--- Task item ---
Check each line of the material below, and copy it if it holds the string "Futtatás".

Start of Input data

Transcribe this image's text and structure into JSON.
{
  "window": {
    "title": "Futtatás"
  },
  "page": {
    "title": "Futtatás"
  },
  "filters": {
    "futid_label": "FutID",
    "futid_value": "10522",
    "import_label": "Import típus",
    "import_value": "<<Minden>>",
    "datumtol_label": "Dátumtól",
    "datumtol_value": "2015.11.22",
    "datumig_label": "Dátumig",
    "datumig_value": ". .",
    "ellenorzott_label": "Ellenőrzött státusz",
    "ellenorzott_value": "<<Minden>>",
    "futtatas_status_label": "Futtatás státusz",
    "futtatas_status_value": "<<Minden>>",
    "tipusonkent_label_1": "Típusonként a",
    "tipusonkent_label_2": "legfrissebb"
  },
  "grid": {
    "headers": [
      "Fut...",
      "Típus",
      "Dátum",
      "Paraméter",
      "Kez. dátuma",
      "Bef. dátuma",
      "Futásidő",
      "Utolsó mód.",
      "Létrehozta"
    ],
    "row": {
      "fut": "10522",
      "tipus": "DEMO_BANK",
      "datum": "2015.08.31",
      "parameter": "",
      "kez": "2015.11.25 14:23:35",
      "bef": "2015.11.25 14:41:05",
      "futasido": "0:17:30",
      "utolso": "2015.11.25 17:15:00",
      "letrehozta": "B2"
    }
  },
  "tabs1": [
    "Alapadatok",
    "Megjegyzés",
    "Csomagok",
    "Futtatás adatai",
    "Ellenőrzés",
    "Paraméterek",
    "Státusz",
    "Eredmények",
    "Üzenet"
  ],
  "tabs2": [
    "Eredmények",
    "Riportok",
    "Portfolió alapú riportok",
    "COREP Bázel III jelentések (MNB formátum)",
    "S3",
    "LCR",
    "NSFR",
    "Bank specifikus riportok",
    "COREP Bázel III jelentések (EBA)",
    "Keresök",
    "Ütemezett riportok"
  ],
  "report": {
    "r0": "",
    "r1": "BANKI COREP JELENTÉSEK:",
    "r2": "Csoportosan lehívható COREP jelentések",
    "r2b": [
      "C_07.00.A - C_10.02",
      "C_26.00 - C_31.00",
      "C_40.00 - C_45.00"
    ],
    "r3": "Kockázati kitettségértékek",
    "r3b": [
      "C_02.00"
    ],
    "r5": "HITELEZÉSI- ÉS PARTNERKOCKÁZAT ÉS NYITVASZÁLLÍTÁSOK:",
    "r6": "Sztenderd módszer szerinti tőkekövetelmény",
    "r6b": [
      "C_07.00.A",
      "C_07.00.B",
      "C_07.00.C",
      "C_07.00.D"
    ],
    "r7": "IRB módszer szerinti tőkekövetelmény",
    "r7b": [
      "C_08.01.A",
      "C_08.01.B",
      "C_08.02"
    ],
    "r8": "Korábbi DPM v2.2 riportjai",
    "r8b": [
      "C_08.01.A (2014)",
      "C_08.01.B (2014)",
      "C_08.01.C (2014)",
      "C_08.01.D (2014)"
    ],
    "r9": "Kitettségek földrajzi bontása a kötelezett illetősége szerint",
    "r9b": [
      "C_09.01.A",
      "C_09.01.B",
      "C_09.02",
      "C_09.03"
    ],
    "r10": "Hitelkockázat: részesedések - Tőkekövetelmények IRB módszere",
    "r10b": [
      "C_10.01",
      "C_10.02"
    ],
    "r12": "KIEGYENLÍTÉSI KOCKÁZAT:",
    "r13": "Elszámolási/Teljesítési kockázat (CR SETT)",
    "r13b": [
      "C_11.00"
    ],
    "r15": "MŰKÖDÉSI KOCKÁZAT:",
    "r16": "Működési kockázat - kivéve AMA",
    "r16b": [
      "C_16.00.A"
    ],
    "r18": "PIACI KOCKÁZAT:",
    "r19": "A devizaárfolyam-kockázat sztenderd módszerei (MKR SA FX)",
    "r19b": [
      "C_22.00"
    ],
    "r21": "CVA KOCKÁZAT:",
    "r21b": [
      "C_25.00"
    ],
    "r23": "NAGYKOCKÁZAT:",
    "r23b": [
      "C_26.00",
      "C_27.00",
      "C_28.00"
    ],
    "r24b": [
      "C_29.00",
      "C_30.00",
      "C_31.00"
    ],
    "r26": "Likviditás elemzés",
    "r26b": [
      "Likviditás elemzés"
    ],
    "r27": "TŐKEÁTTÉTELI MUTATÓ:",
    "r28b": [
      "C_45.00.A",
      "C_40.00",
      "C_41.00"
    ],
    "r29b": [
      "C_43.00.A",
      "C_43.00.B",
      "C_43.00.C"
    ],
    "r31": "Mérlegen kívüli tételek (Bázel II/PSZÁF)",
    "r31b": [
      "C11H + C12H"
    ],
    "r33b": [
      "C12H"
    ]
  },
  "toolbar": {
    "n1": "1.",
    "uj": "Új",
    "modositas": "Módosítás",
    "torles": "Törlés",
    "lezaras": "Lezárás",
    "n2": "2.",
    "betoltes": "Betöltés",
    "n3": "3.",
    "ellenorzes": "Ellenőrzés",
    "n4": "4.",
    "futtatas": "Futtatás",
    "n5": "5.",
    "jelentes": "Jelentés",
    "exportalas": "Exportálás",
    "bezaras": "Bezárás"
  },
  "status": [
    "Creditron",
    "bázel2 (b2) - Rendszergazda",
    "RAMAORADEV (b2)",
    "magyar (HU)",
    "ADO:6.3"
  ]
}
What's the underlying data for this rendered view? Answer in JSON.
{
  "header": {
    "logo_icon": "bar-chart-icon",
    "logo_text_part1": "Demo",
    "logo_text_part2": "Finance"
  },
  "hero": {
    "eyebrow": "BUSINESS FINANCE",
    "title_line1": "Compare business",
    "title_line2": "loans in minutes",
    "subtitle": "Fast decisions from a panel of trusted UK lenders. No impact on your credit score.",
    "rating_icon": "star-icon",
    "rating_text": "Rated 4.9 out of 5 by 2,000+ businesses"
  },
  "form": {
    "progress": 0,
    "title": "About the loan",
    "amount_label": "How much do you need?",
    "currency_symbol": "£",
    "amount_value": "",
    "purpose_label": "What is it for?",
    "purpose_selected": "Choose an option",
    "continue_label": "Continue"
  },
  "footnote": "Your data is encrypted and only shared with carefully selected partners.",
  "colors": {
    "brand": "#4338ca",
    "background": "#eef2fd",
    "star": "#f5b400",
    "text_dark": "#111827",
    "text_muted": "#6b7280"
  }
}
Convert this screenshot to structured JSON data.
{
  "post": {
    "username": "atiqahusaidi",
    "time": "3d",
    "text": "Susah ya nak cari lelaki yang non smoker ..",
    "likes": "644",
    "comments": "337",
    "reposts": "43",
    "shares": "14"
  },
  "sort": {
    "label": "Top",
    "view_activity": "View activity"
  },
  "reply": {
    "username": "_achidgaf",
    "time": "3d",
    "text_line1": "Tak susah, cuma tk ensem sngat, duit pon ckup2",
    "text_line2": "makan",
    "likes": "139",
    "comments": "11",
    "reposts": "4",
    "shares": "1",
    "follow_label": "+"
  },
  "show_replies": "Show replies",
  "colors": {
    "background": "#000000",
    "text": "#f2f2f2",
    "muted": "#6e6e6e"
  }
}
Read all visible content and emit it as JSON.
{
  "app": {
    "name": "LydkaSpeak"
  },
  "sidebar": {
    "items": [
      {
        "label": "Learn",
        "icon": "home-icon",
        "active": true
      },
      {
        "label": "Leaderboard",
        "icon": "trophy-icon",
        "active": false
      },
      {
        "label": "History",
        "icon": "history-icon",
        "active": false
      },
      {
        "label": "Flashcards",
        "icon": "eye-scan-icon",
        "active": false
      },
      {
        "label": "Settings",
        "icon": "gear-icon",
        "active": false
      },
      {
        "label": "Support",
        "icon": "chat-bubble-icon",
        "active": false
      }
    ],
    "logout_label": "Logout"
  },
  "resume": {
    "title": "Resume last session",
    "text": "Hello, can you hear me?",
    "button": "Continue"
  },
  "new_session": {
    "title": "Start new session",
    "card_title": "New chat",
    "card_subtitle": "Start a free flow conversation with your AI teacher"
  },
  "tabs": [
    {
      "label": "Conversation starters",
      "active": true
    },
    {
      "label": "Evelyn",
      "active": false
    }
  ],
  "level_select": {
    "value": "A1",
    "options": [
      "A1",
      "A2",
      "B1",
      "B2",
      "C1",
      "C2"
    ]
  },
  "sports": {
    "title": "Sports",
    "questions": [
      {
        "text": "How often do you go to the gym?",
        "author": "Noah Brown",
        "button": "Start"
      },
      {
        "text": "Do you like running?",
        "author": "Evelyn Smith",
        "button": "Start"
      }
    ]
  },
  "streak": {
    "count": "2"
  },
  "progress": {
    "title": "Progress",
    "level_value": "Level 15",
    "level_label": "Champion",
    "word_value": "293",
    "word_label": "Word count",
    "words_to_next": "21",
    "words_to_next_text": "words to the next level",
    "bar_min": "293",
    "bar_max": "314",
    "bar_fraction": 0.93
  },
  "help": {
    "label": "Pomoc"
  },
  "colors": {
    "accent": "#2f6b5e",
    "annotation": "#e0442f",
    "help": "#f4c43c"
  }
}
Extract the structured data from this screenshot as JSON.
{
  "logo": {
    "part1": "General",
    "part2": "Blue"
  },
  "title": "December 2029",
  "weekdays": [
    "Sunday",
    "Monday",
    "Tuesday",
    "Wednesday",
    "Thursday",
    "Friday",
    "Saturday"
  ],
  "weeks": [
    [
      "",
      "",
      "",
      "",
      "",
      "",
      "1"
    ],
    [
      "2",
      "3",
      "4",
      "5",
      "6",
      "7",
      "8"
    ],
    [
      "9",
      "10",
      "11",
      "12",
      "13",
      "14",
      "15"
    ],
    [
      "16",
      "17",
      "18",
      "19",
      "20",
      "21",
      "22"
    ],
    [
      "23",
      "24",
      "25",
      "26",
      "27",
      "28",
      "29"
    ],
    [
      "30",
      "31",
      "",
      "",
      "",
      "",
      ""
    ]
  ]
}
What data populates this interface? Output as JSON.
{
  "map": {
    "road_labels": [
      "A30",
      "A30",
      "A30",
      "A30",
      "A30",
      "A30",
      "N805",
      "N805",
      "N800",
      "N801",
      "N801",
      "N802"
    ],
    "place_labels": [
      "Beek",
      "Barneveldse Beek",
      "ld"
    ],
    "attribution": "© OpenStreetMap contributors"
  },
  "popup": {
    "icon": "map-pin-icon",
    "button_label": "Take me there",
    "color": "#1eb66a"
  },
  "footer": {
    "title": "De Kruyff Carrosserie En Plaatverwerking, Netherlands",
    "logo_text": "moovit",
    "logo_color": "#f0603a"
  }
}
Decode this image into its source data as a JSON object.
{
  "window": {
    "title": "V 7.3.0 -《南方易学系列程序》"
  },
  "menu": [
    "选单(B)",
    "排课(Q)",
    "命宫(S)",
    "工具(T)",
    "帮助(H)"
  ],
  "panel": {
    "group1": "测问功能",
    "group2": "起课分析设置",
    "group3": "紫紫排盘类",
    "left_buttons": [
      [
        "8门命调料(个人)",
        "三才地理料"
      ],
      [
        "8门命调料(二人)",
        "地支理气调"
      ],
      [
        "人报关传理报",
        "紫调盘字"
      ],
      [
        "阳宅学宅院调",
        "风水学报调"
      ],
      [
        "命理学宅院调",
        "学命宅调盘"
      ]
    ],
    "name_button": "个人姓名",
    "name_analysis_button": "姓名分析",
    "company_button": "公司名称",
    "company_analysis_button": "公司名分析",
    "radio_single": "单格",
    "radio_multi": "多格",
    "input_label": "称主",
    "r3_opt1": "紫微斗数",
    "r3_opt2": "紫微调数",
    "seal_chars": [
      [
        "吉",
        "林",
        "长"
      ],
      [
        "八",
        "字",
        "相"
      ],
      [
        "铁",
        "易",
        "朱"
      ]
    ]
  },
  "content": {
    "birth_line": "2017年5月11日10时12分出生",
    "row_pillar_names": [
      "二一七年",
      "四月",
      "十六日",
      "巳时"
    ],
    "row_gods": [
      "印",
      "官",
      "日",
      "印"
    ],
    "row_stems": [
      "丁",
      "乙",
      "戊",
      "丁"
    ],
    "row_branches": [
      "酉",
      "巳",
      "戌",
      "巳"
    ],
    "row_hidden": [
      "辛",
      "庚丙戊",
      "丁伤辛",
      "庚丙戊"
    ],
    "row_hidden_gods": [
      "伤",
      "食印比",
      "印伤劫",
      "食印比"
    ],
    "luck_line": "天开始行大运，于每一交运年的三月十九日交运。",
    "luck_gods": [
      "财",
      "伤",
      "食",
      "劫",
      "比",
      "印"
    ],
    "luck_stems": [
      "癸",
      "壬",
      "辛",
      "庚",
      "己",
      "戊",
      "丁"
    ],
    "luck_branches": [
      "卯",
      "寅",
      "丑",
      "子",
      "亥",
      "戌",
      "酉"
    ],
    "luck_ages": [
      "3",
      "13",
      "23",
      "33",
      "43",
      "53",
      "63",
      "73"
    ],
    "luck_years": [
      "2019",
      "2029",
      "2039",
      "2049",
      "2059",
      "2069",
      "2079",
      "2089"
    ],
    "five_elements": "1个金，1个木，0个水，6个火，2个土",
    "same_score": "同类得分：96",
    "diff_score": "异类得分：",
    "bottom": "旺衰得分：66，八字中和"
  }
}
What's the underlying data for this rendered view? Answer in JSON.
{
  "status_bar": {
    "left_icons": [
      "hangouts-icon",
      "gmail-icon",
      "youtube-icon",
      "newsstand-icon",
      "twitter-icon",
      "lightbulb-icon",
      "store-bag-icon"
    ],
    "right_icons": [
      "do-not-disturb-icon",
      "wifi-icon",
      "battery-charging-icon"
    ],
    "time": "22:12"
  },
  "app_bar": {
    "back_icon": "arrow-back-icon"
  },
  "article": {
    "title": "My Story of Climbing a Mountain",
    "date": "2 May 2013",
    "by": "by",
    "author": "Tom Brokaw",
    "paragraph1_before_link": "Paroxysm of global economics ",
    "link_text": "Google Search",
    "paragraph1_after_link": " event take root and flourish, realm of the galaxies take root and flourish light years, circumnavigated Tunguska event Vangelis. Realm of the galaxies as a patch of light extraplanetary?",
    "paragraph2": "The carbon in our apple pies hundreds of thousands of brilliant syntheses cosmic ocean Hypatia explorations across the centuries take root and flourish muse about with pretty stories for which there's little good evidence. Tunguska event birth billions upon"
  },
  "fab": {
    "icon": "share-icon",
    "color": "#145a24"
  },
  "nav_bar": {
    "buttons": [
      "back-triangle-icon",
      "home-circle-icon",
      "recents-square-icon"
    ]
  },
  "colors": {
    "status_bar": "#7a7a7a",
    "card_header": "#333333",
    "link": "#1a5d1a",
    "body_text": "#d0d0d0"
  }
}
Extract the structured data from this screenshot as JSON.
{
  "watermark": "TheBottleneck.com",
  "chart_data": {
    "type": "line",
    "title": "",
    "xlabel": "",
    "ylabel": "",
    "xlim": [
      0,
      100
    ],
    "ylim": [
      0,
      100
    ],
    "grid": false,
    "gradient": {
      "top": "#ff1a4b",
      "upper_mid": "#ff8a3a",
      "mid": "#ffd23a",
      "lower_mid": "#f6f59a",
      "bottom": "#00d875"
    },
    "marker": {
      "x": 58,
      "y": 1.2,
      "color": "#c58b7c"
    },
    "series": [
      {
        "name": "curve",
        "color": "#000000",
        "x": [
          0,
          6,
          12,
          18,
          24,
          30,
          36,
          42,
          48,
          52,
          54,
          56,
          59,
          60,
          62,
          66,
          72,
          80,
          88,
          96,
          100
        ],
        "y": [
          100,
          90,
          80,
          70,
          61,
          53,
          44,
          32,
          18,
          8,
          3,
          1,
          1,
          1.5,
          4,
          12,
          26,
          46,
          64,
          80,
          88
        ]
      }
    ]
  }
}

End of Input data

--- Response to the task ---
    "title": "Futtatás"
    "title": "Futtatás"
    "futtatas_status_label": "Futtatás státusz",
    "Futtatás adatai",
    "futtatas": "Futtatás",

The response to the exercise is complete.